WORK TASK: Count the lines in the data below that have "true" in them, and reply with only that number.

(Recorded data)
□ □ □ □

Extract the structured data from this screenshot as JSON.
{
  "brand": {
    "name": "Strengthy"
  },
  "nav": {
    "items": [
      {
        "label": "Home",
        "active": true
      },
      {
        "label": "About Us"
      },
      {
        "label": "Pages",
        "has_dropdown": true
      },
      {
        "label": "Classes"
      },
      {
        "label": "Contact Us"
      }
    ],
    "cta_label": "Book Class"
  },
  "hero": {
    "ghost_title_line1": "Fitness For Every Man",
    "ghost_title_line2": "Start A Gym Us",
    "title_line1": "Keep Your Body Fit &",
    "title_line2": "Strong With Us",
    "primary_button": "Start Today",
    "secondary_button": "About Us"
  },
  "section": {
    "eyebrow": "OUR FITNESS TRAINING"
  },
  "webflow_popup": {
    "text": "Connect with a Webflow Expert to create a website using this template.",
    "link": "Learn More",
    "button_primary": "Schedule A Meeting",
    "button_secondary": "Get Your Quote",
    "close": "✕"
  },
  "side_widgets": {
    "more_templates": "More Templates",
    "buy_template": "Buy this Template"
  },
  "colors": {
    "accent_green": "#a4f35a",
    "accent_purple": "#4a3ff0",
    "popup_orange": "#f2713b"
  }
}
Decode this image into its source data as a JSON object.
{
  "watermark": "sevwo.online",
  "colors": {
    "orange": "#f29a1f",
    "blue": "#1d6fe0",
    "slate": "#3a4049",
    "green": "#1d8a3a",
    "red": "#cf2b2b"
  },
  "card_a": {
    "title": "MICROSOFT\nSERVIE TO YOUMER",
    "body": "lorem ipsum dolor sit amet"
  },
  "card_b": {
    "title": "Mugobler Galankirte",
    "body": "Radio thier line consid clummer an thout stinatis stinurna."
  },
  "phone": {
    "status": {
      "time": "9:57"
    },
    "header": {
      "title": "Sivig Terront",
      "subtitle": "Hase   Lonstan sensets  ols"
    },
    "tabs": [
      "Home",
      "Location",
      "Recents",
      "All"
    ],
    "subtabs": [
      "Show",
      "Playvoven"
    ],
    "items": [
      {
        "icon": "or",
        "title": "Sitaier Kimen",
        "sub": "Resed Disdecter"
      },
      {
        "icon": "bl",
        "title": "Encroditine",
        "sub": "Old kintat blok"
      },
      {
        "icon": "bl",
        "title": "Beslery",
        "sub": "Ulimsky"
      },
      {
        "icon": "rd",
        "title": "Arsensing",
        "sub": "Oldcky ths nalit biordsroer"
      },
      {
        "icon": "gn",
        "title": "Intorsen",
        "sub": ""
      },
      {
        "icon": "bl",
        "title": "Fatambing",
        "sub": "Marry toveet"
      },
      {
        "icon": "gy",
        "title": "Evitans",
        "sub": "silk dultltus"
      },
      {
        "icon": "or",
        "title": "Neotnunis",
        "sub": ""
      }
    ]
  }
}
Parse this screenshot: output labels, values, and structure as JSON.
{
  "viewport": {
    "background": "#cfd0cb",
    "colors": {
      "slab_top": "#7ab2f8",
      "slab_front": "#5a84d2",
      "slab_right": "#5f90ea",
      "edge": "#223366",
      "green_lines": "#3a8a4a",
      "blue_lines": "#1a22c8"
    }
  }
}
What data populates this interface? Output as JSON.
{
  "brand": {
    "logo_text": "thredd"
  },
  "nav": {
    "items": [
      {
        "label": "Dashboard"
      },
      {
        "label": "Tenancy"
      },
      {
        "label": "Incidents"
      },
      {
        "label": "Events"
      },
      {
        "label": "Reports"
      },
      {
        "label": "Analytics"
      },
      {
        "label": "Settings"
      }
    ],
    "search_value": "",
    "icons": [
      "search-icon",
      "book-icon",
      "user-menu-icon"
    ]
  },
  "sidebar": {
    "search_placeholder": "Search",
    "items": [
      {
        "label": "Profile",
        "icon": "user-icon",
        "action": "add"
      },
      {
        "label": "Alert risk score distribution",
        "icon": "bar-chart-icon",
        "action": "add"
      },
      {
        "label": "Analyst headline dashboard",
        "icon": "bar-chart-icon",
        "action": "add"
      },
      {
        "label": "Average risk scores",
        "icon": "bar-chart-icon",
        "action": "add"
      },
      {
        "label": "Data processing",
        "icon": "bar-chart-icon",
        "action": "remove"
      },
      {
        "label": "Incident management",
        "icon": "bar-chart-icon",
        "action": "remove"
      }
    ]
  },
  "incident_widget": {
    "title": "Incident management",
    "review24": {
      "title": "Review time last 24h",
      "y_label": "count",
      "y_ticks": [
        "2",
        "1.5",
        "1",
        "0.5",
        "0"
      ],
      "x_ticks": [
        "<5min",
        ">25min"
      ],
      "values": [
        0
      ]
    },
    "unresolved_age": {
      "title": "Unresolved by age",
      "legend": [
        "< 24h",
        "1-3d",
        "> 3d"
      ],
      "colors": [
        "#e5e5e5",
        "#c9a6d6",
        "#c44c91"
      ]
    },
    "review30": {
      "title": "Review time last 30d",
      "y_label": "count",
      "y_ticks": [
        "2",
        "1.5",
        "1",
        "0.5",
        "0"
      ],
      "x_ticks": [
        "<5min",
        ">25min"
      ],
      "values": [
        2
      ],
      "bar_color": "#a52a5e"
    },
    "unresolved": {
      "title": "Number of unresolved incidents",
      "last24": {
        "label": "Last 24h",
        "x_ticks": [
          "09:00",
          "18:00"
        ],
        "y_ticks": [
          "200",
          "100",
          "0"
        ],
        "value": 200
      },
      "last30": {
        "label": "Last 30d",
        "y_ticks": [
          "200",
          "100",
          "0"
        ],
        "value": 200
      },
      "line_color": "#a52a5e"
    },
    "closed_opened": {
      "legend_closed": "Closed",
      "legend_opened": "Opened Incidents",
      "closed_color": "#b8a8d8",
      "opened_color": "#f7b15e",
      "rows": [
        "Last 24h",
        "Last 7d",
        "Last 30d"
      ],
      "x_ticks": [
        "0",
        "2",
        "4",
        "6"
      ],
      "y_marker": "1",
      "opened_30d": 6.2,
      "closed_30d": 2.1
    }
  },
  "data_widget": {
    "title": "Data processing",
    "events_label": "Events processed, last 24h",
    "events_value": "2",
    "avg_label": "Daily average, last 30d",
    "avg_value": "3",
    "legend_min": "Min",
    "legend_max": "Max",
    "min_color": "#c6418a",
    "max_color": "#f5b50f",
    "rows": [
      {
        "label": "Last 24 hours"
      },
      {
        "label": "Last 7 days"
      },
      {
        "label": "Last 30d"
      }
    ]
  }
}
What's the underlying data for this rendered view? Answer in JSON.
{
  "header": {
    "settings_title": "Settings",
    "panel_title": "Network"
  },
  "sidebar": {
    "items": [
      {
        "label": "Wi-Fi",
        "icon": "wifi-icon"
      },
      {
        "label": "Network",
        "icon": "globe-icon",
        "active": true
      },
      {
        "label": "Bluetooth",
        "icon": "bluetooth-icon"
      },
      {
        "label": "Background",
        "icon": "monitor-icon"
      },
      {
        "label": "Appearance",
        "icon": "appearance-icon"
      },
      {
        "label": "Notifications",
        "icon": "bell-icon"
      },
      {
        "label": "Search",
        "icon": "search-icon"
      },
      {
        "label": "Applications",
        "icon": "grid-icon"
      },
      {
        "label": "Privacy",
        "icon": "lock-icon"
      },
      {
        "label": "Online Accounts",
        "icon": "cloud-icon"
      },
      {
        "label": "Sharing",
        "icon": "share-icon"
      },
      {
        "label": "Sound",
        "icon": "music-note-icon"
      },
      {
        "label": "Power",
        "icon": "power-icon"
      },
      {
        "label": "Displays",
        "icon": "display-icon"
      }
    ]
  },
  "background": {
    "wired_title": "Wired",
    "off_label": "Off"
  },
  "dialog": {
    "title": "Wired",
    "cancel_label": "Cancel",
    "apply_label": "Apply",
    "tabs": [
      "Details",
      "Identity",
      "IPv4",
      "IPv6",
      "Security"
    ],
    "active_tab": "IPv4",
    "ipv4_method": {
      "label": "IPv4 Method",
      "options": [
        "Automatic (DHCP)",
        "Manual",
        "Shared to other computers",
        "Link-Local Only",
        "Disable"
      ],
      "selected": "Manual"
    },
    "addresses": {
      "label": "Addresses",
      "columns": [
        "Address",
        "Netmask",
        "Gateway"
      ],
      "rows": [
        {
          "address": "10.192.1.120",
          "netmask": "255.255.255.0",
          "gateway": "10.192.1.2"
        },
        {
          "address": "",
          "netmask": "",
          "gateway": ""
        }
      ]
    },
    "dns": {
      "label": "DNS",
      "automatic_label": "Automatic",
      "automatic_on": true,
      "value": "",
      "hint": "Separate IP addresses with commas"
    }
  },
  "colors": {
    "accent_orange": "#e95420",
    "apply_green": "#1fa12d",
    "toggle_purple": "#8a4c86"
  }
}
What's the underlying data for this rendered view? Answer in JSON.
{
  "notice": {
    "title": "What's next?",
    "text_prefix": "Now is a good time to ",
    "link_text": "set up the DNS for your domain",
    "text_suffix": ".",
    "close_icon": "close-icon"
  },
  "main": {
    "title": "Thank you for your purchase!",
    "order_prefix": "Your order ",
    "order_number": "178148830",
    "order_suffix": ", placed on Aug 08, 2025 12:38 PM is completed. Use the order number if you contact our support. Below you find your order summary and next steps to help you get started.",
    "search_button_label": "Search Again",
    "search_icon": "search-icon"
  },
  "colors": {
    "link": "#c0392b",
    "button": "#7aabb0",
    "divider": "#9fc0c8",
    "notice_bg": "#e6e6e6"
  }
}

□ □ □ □

RESPONSE TO THIS EXERCISE: 4